Dutton Adults | Hardcover, 372 pages
Rating: 5 out of 5 Stars
“Roughly a hundred years ago,
a civil war broke out and split the
United States right down the middle.
Women in the west live free, while the east
forces women at a young age into society as they see fit.
It’s slavery masked as a training center.”
– Chapter 41, page 325

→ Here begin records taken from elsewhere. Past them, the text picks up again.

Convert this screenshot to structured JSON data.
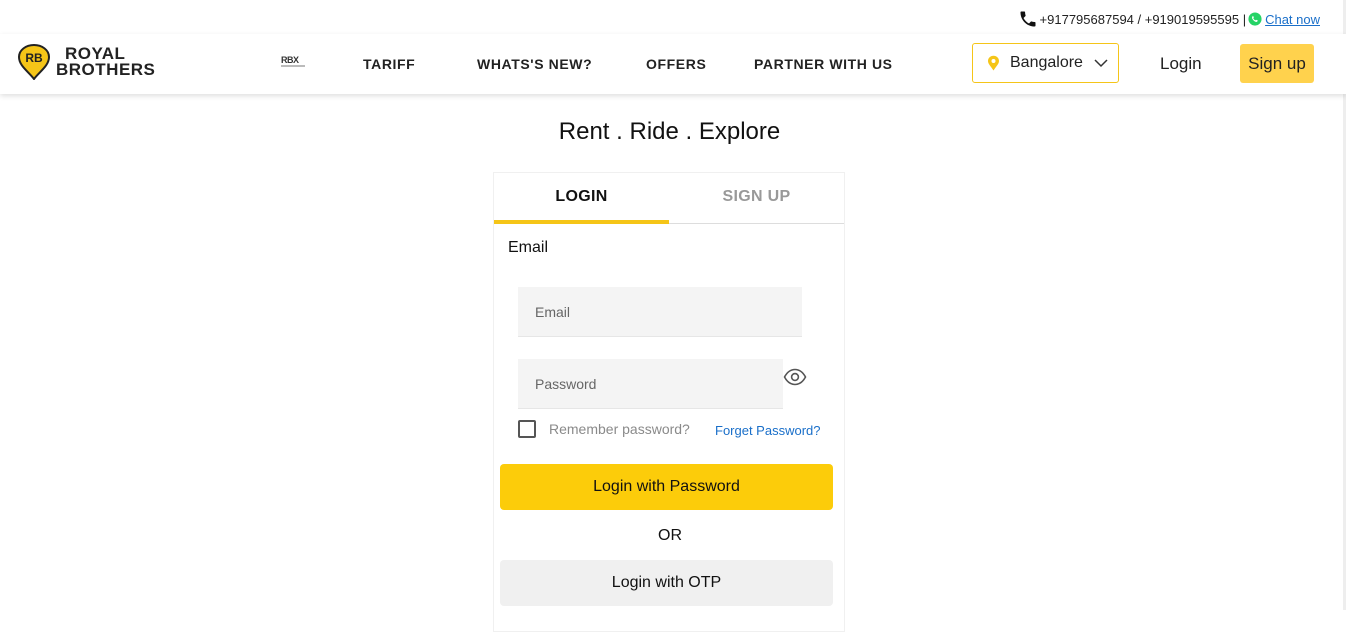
{
  "contact": {
    "phones": "+917795687594 / +919019595595 |",
    "chat_label": "Chat now"
  },
  "brand": {
    "logo_mark": "RB",
    "name_line1": "ROYAL",
    "name_line2": "BROTHERS",
    "rbx_mark": "RBX"
  },
  "nav": {
    "items": [
      {
        "label": "TARIFF"
      },
      {
        "label": "WHATS'S NEW?"
      },
      {
        "label": "OFFERS"
      },
      {
        "label": "PARTNER WITH US"
      }
    ],
    "city": "Bangalore",
    "login_label": "Login",
    "signup_label": "Sign up"
  },
  "hero": {
    "tagline": "Rent . Ride . Explore"
  },
  "auth_card": {
    "tabs": [
      {
        "label": "LOGIN",
        "active": true
      },
      {
        "label": "SIGN UP",
        "active": false
      }
    ],
    "email_label": "Email",
    "email_placeholder": "Email",
    "password_placeholder": "Password",
    "remember_label": "Remember password?",
    "remember_checked": false,
    "forgot_label": "Forget Password?",
    "login_password_label": "Login with Password",
    "or_label": "OR",
    "login_otp_label": "Login with OTP"
  },
  "colors": {
    "accent": "#f5c518",
    "primary_button": "#fccc0a",
    "signup_button": "#ffd24d",
    "link": "#1a6fc9",
    "whatsapp": "#25d366"
  },
  "icons": [
    "phone-icon",
    "whatsapp-icon",
    "location-pin-icon",
    "chevron-down-icon",
    "eye-icon"
  ]
}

This version of reality is somewhat comparable to The Handmaid’s Tale by Margaret Atwood; but while Atwood’s world was clinical and sterile, Archetype relied heavily on computer technology. A lot of holograms and manipulation of the human biological structure; though, it virtually has the same concept: fertile women are scarce and portrayed as subservient species in the mercy of powerful, rich men. Young girls were raised in a training camp as good housewives if they were viable to give birth; or learn a trade if they were barren. Regardless, women were used, abused, and in most cases, [spoiler] cloned [end of spoiler]. This book could’ve easily been a source of much indignation from readers who have had it with this portrayal of misogynistic arches. Luckily, I am not one of those readers.

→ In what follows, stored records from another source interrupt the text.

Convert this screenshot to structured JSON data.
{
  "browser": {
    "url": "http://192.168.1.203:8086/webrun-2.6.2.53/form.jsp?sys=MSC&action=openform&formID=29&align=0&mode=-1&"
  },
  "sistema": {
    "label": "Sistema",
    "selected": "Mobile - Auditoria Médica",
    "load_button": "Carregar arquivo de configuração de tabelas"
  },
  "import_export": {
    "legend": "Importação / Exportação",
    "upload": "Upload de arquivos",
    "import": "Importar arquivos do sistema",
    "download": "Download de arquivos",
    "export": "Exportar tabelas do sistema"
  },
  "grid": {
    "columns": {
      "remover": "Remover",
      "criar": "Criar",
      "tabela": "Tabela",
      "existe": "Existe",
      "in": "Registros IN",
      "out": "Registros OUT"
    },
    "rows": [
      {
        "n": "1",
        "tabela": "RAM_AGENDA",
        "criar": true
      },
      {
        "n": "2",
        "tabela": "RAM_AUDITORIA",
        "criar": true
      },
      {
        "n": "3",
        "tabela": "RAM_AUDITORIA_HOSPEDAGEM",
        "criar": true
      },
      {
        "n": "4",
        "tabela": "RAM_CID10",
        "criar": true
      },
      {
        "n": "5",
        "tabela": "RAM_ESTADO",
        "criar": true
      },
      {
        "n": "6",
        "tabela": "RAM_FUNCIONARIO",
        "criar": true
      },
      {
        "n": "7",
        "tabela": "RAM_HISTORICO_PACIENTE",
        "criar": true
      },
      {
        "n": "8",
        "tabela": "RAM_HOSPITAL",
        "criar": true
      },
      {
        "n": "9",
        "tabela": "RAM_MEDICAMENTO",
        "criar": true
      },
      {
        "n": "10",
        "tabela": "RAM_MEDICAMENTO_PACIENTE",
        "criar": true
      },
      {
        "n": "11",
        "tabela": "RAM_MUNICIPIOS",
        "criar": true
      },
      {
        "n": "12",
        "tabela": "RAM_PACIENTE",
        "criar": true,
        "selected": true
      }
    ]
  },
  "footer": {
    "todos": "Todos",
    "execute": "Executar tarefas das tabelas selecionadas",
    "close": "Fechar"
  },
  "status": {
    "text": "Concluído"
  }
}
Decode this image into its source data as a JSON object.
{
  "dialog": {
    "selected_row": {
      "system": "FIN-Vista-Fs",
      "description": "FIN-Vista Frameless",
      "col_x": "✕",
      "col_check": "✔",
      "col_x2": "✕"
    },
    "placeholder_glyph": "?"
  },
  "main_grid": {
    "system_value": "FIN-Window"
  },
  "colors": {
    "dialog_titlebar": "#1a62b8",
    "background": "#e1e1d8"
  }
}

Archetype utilizes varied virtual reality scenarios, which puts the readers’ imagination into full calisthenics mode. And while the world described in a simulation was easy to conjure, it made for an interesting contrast to the present world the characters inhabit. As much as I’d love to say this didn’t present any problem for me at all, I would be lying. The truth is, some of these simulations confused me. Suffice it to say, this is the only flaw I could fault this novel. Otherwise, it’s by far, one of the best books I’ve read this year!

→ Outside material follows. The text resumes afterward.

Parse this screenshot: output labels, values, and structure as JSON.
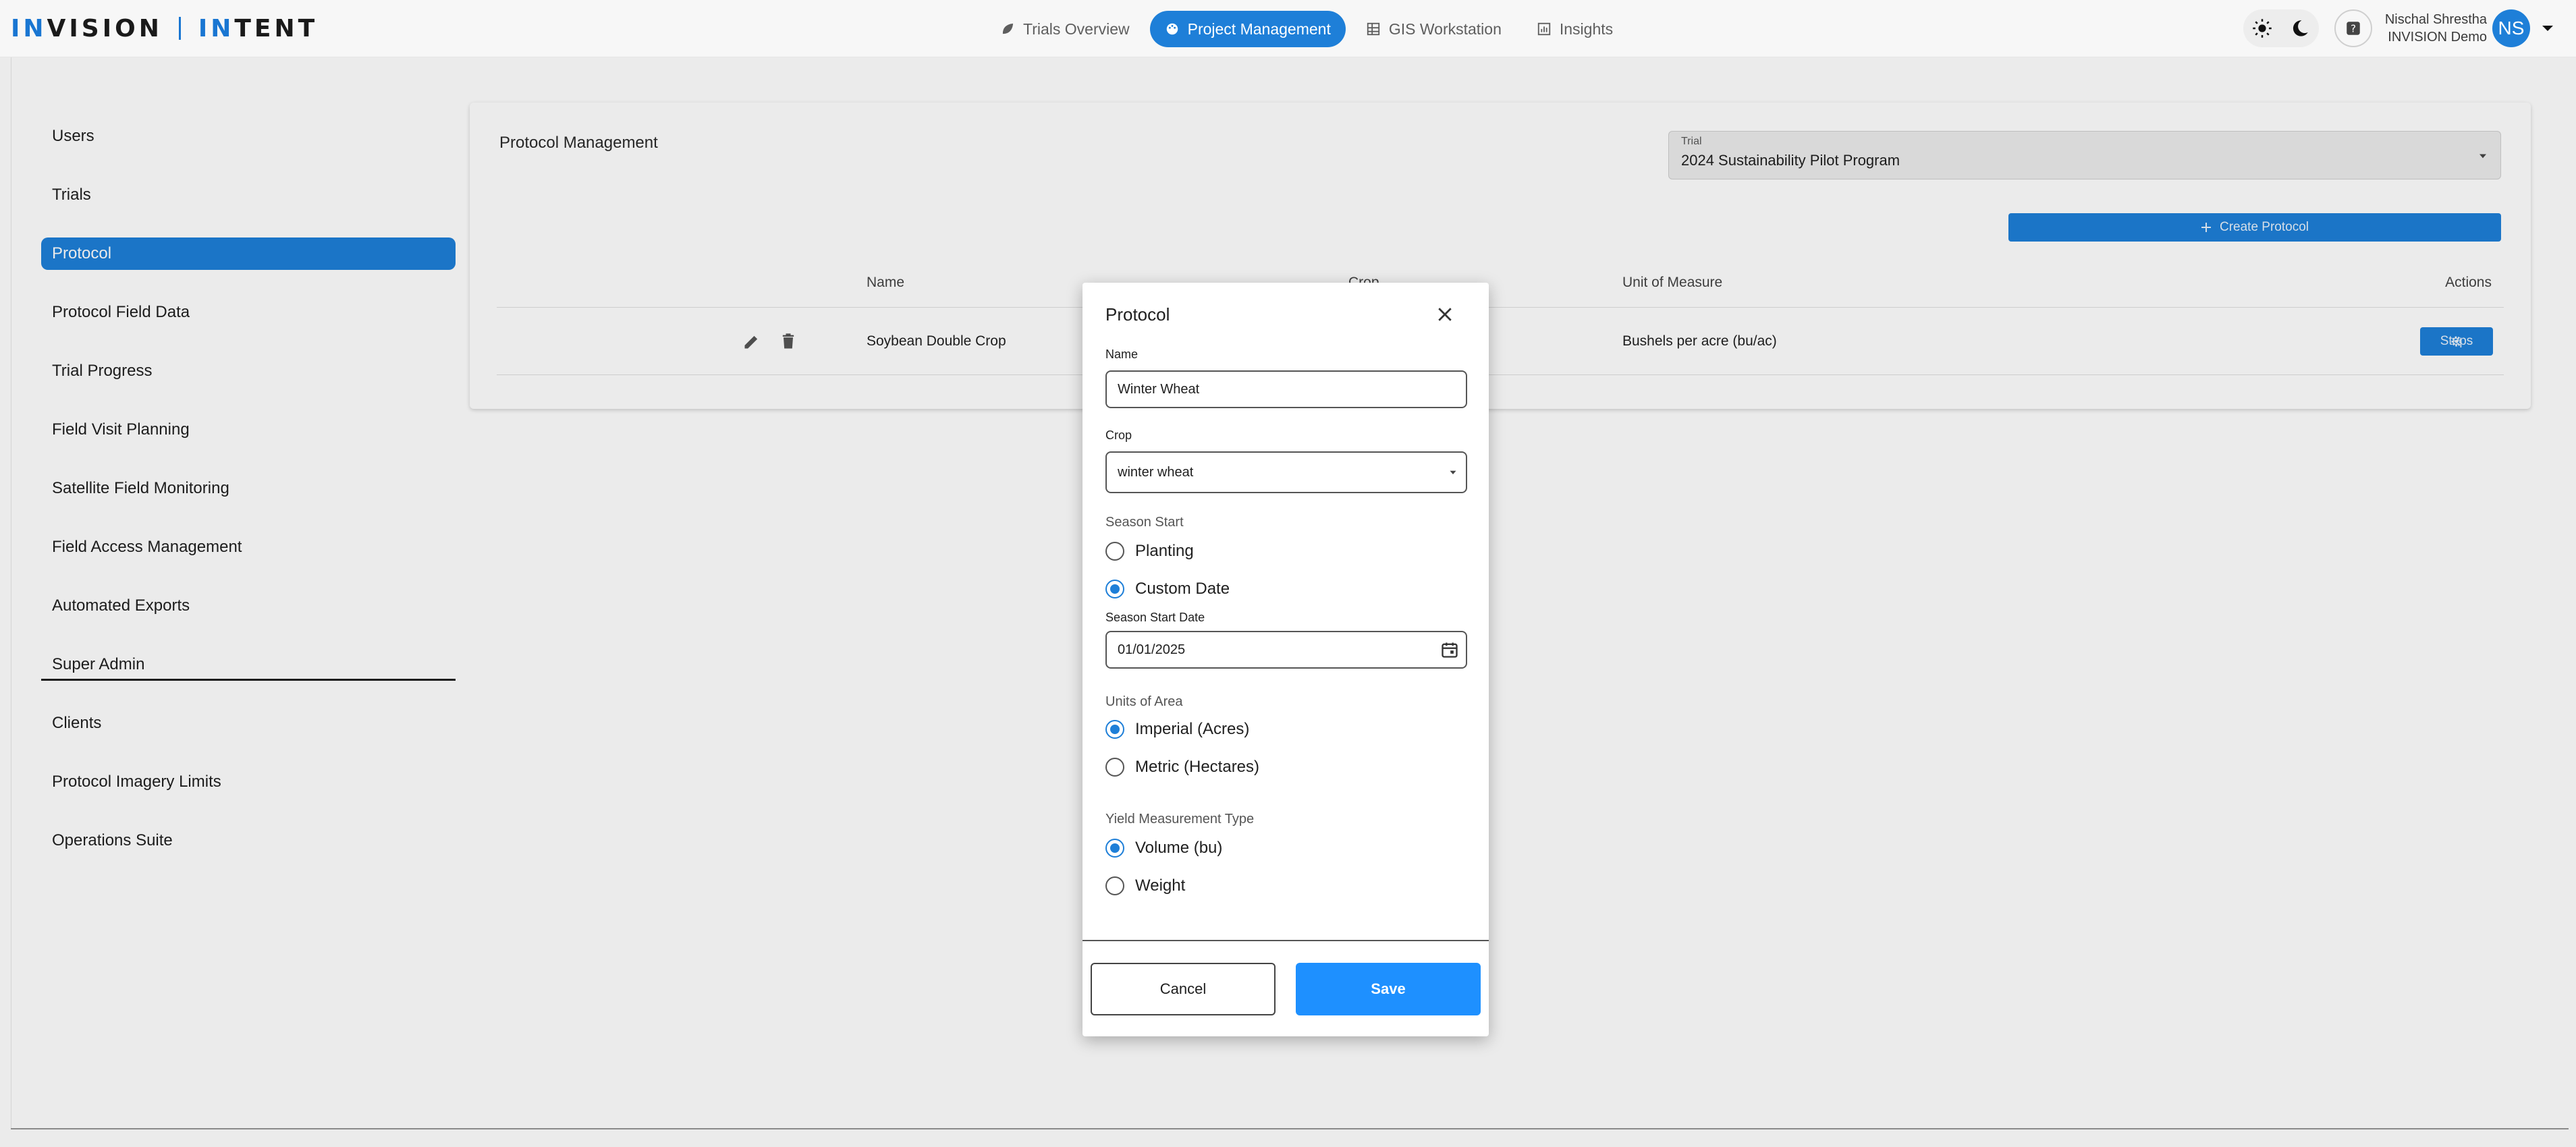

Emma Burke struggled to find purchase in the world where her memories dictated the pace of discovering her identity. It led to some disturbing nightmares – both in waking moments or asleep. She struggled to reconcile the reality that was being presented to her with the man who claimed to be her husband, and the man in her dreams. [spoiler] Many would take Declan Burke at face value and would instantly write off Noah Tucker as the evil one in the equation. [end of spoiler] The beauty of this puzzling piece is that the readers would be wholly immersed in its mysteries; heck, the entire novel would take you on a fact-finding mission that was breathtaking as it was engrossing. As a reader who finds no love, rhyme, or reason for love triangles, this book features one that was unconventional. It worked; it wasn’t maddening. It was reasonable due to the fact that Emma didn’t purposely sought out to enter a relationship with such complications. Simply put, she was not aware that she was in one.
Readers would find the submissive Emma a little off-putting at first, but she becomes stronger as she learns more about herself.
To summarize, words cannot express how desperately I want you all to read this book. If there ever is a book that I have wanted to re-read soon after I was finished, Archetype, is it. The layers of mysteries would have you hooked, as would the revelation of the real romance towards the end. This is a well-crafted novel that successfully combined Science Fiction, Romance, Mystery and Suspense. If this is not a buffet, then it is a feast to the reader’s imagination at the very least.
On a personal note, I broke down and re-activate an Edelweiss account that I haven’t used since perhaps, two years ago. Rachel of Readers’ Den told me the sequel is available for request. There is NOTHING. NOTHING that I wouldn’t do to read that book right away.